Senate Rules Committee Moves Up Smithsonian Oversight Hearing
Washington, DC - U.S. Senator Dianne Feinstein (D-Calif.) Chairman of the Senate Rules and Administration Committee, today announced plans to move up an oversight hearing on the Smithsonian Institution to April 11.
The hearing had earlier been scheduled for April 18, but in the wake of ongoing disclosures about management and spending practices at the Smithsonian, Chairman Feinstein chose to schedule the hearing earlier.
- Date: April 11, 2007
- Time: 10:00 a.m.
- Location: Senate Rules and Administration Hearing Room, 301 Russell Senate Office Building
Among those being invited to testify are:
- Lawrence M. Small, Secretary of the Smithsonian
- Roger M. Sant, Chairman of the Executive Committee, Smithsonian Board of Regents
- A. Sprightley Ryan, Inspector General of the Smithsonian
The U.S. Senate Rules and Administration Committee has oversight responsibilities for the Smithsonian Institution. In addition to her position on this committee, Senator Feinstein is chairman of the Appropriations Subcommittee on the Interior, Environment, and Related Agencies, which is responsible for Smithsonian public funding.

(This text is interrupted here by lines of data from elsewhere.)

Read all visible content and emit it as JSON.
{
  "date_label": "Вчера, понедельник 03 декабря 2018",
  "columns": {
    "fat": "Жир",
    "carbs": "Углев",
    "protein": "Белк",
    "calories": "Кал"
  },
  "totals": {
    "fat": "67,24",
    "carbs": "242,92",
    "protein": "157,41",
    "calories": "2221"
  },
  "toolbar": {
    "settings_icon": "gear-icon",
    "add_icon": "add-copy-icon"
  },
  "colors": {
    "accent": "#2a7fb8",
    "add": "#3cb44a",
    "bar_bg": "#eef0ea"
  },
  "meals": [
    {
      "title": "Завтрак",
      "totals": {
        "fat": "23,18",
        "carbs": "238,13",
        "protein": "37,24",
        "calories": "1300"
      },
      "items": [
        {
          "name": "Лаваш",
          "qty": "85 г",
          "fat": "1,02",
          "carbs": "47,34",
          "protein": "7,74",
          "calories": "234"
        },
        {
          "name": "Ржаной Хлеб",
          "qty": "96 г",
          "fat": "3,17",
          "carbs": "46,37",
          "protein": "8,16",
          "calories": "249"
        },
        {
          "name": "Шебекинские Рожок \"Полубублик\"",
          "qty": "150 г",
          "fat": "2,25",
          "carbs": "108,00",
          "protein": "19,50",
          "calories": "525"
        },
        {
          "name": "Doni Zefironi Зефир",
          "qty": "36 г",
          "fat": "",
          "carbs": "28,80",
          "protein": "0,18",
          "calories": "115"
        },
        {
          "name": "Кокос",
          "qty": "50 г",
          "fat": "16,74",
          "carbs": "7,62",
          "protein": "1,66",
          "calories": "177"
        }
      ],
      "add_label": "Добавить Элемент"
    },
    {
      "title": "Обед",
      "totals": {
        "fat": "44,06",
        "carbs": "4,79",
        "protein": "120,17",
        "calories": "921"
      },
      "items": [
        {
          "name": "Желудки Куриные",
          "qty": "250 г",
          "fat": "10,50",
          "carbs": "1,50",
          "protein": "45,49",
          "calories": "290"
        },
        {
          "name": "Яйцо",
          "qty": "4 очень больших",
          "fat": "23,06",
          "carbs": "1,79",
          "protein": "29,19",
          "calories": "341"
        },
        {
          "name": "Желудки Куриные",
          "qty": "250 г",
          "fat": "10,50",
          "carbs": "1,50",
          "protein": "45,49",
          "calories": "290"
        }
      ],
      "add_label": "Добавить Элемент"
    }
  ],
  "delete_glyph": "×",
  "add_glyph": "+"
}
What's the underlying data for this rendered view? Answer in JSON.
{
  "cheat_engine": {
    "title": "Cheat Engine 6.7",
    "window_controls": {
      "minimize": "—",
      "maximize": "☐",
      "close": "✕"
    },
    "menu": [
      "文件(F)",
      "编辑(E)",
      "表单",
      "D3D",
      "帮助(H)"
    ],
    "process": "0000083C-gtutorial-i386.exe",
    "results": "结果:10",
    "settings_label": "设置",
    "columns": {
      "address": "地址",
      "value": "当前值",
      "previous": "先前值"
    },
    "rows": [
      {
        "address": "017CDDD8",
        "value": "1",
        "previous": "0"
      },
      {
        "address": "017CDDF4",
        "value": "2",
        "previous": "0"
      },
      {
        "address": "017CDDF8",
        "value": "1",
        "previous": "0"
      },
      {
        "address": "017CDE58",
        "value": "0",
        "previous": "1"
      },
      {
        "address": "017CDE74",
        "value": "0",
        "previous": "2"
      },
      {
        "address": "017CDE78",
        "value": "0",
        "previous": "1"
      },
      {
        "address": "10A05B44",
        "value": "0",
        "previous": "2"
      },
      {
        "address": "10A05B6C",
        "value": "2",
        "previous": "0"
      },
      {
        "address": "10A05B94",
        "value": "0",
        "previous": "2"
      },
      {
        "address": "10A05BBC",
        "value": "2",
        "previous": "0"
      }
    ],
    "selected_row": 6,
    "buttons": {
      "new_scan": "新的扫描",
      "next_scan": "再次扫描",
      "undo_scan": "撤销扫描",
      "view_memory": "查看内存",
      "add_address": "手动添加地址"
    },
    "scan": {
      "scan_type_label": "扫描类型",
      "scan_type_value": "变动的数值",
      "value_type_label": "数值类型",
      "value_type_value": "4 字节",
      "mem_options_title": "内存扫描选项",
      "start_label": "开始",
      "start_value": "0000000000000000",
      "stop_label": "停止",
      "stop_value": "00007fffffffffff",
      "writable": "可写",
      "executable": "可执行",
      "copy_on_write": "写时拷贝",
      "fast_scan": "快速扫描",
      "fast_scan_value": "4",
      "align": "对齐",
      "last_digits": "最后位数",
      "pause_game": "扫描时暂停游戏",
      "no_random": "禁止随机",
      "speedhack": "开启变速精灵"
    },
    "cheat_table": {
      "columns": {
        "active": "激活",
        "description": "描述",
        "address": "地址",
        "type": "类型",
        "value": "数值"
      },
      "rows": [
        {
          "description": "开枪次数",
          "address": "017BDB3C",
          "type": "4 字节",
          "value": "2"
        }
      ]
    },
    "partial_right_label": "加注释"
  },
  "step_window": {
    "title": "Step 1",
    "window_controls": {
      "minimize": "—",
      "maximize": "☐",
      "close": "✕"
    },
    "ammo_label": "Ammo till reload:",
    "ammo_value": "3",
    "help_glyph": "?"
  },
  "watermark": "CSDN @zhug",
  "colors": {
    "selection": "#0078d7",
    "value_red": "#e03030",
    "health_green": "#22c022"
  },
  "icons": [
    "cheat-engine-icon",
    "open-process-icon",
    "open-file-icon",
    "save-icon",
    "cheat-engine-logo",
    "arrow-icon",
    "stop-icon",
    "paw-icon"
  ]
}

The following is a statement by Senator Feinstein:
"Day after day, new reports emerge about problems at the Smithsonian Institution. As the new Chairman of both the Rules and Administration Committee and the Interior Appropriations Subcommittee, I believe it is too important to our nation to let it continue down this troubled path without dramatic change. The hearing, now scheduled for April 11, will be the first in a series of hearings we expect to hold concerning these troubling developments.
The annual compensation for Lawrence Small, the Secretary of the Smithsonian, was most recently $915,698, far more than the $400,000 earned by the President. And over a six--year period, Secretary Small has received a housing allowance that has amounted to $1.15 million, including imputed interest on a home he already owns outright.
A recent audit by the Smithsonian’s Inspector General found that Secretary Small has logged almost $90,000 in unauthorized expenses during his tenure. And what’s also very troubling – once this was discovered – the Smithsonian's Board of Regents basically excused these expenses by retroactively revising their spending rules.
We need a new era of accountability at the Smithsonian. We will look closely at the compensation packages of the Smithsonian’s Secretary and other top officials as well as their spending practices.
We will look closely at the Smithsonian’s treatment of the Inspector General, whose offices were recently exiled from downtown Washington, near the heart of the Smithsonian, to Crystal City, and has seen its resources diminished since the 1990s at a time when its work is even more important to this national treasure.
We will also look very closely at the Smithsonian’s Business Ventures Division, where I have been told there are also very serious deficiencies in accounting and management practices – and salaries that are far above what one would expect from an institution so reliant on funds from American taxpayers.
The Smithsonian receives about $715 million a year from the federal government – about 70 percent of its support.
Yet the Government Accountability Office has found significant damage to its buildings and some of its exhibits because of water damage. In fact, the GAO reports that $2.3 billion is needed to fix and maintain the Institution's buildings and facilities.
Things have gotten so bad that one of the pre-eminent buildings on the Mall – the Arts and Industries Building – is now closed to the public, and the Smithsonian is considering possibly offering it to a private developer in exchange for its refurbishment.
In recent weeks, the Board of Regents has taken some meaningful steps forward, creating two new committees - one made up of Regents to examine its governance structure, and a second, comprised of outsiders to review the Board’s work.
This is good news. But much more needs to be done.
I have been Chairman of Rules and Interior Appropriations for just over two months, and I am learning that one of the greater challenges will be the Smithsonian Institution. "The Smithsonian is one of the premier institutions in the world, and I am committed to working with my colleagues to help ensure that it remains one of the great jewels of our nation."
Next Article Previous Article